leave this place woman-child, the kami said, or what you say you do not seek will come to you

Then it turned back towards the spring and, as it did so, slowly melted upwards into mist.


I walked through the forest for long enough to count a lifetime. I lived off mushrooms and berries, drinking from pellucid streams whose water chilled my throat and aching belly.

When at last I found my way back to the Yamato I knew, I was told that a half-moon had passed.
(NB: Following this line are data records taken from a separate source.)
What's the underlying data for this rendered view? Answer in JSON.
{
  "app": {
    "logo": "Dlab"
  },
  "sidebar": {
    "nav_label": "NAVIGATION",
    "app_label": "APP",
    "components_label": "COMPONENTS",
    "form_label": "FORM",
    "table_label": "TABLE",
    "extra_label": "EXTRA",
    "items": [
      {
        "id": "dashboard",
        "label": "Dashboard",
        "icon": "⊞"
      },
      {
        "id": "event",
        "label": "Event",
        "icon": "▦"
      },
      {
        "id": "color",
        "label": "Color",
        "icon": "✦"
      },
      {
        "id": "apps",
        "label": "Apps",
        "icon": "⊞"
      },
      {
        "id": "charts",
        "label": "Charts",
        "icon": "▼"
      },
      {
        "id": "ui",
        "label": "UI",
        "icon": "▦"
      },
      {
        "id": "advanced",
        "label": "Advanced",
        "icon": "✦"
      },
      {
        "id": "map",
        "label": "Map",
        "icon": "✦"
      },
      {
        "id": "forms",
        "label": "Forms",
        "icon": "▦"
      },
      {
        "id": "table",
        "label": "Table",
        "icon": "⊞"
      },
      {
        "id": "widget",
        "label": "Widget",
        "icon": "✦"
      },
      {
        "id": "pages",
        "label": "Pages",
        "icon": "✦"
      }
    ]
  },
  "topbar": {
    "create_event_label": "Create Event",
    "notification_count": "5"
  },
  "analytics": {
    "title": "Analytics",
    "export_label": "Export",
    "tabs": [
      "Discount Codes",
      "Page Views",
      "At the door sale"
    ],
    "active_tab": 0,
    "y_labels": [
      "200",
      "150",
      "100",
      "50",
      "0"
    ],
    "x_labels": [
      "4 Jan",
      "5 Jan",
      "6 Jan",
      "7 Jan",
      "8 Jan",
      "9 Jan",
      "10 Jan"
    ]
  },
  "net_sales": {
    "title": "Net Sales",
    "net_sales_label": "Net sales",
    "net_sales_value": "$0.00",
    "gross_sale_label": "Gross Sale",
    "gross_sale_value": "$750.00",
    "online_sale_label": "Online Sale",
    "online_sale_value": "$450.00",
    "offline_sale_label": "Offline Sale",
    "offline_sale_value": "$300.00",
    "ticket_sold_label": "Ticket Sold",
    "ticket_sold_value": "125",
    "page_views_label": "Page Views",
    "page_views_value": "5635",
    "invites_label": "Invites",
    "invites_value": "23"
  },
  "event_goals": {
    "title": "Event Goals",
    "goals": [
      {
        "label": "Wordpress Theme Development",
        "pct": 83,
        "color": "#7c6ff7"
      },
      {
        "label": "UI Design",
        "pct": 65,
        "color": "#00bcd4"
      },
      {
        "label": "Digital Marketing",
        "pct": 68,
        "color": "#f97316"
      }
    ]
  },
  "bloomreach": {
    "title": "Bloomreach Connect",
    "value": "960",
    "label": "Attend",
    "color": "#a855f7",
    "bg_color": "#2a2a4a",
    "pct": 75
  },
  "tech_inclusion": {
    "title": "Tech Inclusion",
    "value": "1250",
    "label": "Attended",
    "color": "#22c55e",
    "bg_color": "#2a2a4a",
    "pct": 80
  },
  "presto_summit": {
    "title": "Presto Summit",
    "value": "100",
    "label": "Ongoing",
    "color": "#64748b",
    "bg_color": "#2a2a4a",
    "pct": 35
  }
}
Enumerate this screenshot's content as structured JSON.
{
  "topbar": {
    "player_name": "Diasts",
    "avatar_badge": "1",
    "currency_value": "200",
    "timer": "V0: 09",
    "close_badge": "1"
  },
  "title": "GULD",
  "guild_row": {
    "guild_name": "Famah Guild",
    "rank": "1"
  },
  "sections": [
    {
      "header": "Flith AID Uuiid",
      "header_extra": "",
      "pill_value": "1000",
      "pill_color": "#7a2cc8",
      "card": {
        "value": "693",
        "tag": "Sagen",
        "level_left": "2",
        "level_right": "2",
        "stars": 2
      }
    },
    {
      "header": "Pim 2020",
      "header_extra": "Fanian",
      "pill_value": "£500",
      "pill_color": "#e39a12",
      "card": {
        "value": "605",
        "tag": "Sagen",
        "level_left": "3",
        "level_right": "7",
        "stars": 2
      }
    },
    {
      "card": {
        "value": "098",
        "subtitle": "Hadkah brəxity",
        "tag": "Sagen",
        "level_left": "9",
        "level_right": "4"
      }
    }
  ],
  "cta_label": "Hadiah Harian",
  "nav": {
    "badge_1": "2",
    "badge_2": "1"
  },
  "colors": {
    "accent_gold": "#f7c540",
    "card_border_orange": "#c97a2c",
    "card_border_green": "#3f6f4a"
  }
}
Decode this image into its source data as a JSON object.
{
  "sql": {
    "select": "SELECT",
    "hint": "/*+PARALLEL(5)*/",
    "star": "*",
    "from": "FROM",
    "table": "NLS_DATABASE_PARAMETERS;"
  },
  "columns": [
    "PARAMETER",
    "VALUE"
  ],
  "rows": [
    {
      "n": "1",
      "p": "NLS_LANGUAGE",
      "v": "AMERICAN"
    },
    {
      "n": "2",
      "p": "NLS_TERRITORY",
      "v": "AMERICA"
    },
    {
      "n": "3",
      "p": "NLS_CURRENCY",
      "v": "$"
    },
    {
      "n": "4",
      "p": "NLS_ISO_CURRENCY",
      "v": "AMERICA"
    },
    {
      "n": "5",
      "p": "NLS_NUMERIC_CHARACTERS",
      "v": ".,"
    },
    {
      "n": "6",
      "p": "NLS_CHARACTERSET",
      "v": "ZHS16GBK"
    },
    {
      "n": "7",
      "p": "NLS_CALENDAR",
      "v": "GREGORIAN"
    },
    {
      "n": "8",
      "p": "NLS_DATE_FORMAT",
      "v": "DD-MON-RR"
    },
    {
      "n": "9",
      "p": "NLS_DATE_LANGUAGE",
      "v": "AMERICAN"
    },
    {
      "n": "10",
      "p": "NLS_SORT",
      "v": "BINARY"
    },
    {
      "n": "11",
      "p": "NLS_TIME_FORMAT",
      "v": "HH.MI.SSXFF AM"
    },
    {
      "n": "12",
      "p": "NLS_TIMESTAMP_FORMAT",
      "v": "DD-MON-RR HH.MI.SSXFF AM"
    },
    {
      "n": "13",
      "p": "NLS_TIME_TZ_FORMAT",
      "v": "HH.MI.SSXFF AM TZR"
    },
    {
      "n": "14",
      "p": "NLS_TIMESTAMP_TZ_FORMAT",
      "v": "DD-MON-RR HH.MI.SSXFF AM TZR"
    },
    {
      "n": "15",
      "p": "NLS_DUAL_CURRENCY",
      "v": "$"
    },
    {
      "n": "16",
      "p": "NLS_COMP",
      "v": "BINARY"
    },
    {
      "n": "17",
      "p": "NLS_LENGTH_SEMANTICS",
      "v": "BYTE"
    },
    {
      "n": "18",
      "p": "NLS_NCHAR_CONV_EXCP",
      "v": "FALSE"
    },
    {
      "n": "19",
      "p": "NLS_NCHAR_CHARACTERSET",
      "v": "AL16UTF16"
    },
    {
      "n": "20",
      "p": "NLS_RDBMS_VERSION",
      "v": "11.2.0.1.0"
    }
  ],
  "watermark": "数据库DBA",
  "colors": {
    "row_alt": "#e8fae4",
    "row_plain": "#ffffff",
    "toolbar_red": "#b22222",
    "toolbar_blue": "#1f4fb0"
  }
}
My mother ran to me, her hair in disarray and her robes disordered, her eyes puffy and red.

“Thank the white plain of heaven,” she half-sobbed, collapsing against me. “I thought we had lost you too.”

So it was that I learned my father had been stricken dead at mount Ibuki by a massive white kami in the shape of a boar, while I wandered lost in the forest.


As my father’s kami vanishes towards the sea, and the wailing of my mother and her co-wives fades from hearing, I step from the shadow of my father’s new-built tomb, face his empty grave, and speak. Raising words one final time.

“I will remember you as you were,” I say, “and not as you became. Daily will I erase your divinity, ever chronicling your early, mortal life until your godly wrath is naught but legend.

“I will tell all who listen of order and calm.”

Then I turn. I do not look back at the fields and the cliffs and the mountains and the oceans of my homeland. I turn, and face the sun, and I leave that barren place in search of fertile ground.

This story first appeared in Penumbra eZine in the July 2013 issue, which was themed around Japanese mythology. You can purchase a copy at the Penumbra website.


If you’d like to sign up to receive updates to this blog by e-mail, you can check the little floating “Follow” box on the right-hand side, near the bottom of the screen. If you’re more of an RSS person, there’s also a link to the RSS in the side bar.